**Task directions:** Print the data again, exactly.

**Source material:**
---
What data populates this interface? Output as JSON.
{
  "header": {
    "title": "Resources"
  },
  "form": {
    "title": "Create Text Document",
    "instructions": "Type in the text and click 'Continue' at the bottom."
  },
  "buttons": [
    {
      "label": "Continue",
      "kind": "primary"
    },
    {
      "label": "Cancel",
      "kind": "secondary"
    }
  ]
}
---
**The answer:**
What data populates this interface? Output as JSON.
{
  "header": {
    "title": "Resources"
  },
  "form": {
    "title": "Create Text Document",
    "instructions": "Type in the text and click 'Continue' at the bottom."
  },
  "buttons": [
    {
      "label": "Continue",
      "kind": "primary"
    },
    {
      "label": "Cancel",
      "kind": "secondary"
    }
  ]
}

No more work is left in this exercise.